Gary Leitzell (who is running for Mayor) is turning into our local Lady Bird Johnson. Johnson was a primary mover in stopping billboards on Interstate highways in the 60’s because they were ruining the landscape.
Same argument could be made for all kinds of things from power lines to cell towers, to wind turbines. Personally, I think the wind turbines along I-10 by Palm Springs are a sight to behold- others, who saw the area before the towers look at them as a pox.
Gary is telling everyone to come out against the proposed new electronic billboard because it doesn’t fit in the box. The first meeting is tonight:
The meeting is Wednesday Feb. 11, 2009 at 6:15. Location is the SEPB office at 2160 E. Fifth at Columbus. Get there by 6:00 PM if you wish to speak. You have to sign in in order to talk.

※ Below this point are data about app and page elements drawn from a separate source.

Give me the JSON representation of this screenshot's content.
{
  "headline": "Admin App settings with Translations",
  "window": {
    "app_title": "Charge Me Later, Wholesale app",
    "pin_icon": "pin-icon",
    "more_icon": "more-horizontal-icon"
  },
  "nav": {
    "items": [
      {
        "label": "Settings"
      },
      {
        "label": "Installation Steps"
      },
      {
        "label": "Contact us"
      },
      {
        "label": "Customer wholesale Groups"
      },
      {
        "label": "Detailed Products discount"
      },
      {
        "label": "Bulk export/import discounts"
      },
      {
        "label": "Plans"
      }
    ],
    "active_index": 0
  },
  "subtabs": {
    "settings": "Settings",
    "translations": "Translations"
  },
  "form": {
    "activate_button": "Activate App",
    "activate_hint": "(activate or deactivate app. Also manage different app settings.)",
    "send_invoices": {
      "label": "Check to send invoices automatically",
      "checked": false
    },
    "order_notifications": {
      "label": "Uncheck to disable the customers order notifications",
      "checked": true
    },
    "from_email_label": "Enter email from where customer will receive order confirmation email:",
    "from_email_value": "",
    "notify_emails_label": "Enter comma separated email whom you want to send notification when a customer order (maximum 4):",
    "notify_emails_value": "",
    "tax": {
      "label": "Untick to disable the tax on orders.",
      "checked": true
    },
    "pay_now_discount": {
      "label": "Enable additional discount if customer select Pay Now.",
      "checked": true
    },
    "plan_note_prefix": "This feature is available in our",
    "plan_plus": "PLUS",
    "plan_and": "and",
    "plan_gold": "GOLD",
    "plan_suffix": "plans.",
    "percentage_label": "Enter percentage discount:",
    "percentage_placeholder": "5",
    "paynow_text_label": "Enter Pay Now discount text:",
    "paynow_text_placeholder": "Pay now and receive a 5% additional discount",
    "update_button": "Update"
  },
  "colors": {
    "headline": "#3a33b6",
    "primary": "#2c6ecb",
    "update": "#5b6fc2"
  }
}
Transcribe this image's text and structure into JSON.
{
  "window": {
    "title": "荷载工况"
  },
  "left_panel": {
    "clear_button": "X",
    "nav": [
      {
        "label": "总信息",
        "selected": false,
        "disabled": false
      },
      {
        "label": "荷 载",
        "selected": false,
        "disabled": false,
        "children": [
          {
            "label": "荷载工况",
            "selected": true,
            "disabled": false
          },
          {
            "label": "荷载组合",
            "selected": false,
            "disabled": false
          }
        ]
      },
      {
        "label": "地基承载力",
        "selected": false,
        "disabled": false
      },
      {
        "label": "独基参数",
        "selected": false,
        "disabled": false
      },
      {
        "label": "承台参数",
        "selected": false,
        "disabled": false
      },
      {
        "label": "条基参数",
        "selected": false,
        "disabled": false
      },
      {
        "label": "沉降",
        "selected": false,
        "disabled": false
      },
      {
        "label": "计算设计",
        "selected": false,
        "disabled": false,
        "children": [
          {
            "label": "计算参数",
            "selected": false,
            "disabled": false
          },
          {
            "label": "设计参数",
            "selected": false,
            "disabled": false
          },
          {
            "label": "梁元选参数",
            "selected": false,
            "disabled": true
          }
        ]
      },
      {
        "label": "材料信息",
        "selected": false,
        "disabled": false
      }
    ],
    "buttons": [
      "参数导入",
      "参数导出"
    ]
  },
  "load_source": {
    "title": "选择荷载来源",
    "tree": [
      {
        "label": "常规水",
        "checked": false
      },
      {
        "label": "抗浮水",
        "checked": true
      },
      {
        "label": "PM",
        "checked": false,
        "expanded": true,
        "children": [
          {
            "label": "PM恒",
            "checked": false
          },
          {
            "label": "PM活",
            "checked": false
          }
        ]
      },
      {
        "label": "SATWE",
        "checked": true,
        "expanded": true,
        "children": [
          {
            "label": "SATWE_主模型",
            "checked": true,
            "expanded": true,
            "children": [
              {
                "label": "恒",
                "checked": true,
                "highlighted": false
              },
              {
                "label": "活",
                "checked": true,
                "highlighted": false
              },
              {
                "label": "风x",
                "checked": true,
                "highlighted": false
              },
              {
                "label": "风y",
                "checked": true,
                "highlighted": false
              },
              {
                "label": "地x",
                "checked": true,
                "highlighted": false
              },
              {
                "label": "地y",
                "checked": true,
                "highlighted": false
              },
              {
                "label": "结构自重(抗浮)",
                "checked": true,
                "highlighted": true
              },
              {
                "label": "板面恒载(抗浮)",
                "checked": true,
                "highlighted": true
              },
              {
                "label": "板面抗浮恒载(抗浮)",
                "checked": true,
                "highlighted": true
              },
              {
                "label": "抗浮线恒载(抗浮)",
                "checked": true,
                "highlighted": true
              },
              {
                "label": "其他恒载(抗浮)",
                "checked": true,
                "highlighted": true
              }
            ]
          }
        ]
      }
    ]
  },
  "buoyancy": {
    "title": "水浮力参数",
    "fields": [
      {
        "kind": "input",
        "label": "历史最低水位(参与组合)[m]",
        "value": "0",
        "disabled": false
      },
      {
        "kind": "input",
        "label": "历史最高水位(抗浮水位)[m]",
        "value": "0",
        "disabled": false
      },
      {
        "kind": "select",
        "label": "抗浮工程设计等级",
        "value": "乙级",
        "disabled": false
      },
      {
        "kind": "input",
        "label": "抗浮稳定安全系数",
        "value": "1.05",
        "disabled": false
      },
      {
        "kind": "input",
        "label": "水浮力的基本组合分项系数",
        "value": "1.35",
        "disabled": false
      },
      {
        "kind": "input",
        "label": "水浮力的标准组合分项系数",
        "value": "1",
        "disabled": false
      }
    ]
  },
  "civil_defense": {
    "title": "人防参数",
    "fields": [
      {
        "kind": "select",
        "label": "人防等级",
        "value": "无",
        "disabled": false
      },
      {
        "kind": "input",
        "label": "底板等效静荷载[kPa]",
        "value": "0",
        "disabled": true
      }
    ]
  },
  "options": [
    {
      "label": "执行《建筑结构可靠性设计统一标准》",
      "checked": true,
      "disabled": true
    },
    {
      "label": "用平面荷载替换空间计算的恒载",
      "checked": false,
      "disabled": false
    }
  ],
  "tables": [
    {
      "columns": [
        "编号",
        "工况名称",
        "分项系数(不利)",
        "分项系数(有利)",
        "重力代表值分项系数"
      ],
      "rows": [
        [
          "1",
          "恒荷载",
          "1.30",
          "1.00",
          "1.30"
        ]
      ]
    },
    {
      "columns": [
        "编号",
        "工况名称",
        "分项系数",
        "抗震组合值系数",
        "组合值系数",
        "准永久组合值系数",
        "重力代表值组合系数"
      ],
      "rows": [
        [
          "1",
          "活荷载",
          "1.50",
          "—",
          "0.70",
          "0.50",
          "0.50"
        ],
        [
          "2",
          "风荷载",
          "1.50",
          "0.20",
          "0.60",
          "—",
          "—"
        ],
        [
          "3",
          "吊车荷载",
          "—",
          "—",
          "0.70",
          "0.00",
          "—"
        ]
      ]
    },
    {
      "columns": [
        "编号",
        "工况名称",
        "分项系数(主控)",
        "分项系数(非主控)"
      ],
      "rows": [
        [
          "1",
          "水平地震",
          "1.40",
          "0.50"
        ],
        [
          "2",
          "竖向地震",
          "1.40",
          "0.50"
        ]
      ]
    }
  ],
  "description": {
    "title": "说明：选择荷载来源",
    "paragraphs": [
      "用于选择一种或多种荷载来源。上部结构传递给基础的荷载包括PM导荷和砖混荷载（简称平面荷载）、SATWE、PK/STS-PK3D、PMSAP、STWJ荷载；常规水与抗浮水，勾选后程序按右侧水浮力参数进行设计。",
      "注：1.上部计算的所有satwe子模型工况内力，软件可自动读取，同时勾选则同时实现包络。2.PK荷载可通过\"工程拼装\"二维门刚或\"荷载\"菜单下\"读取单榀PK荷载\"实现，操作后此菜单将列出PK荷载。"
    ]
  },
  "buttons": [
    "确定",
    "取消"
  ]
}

Key Ads can put electronic billboards up in compliance with the ordinance that they helped write. This particular billboard does not comply and requires not one but three variances in order to be placed at Todd Street. The details are here
If they are willing to make greater concessions than orginally (sic) suggested, to me that is a sign of desperation. To conceed (sic) to an act of apparent desperation would be poor judgement by the citizens.
If you are interested, read the details and attend the land use meeting. I will be there.
He’s not alone in his issues. The same things are being discussed across the country. The Cleveland Plain Dealer has a story today about Cleveland halting new boards:
Under the existing law, for every 672-square-foot electronic billboard the company puts up, older billboards totaling two or more times the amount of space must come down elsewhere. An electronic panel is more than double the size of most traditional billboards.
The “or more” wording has been key to the anti-billboard crowd, which has used the vague language to its advantage. To the frustration of Clear Channel, the city’s Board of Zoning Appeals has at times demanded a half-dozen or so old boards be torn down in exchange for a new electronic board.
Billboards are easy to hate. Especially when what we end up seeing are a lot of badly designed ads by local car dealers, say nothing ads by local hospitals barely balance the occasional nice looking ads by jewelery stores. The reality is- local independent businesses increasingly will need access to inexpensive, unavoidable outdoor advertising if they want to stay in business.
Make sure to also read this post: Electronic Billboards and You.
Instead of worrying so much about the boards size, shape, etc. maybe we should be requiring that at least 20% of the ad time goes to local independent business at a discounted rate and 10% to community non-profits in exchange for variances.
Remember, shooting the messenger every time can leave you cut off from the community. Billboards are one of the last effective messengers for local business.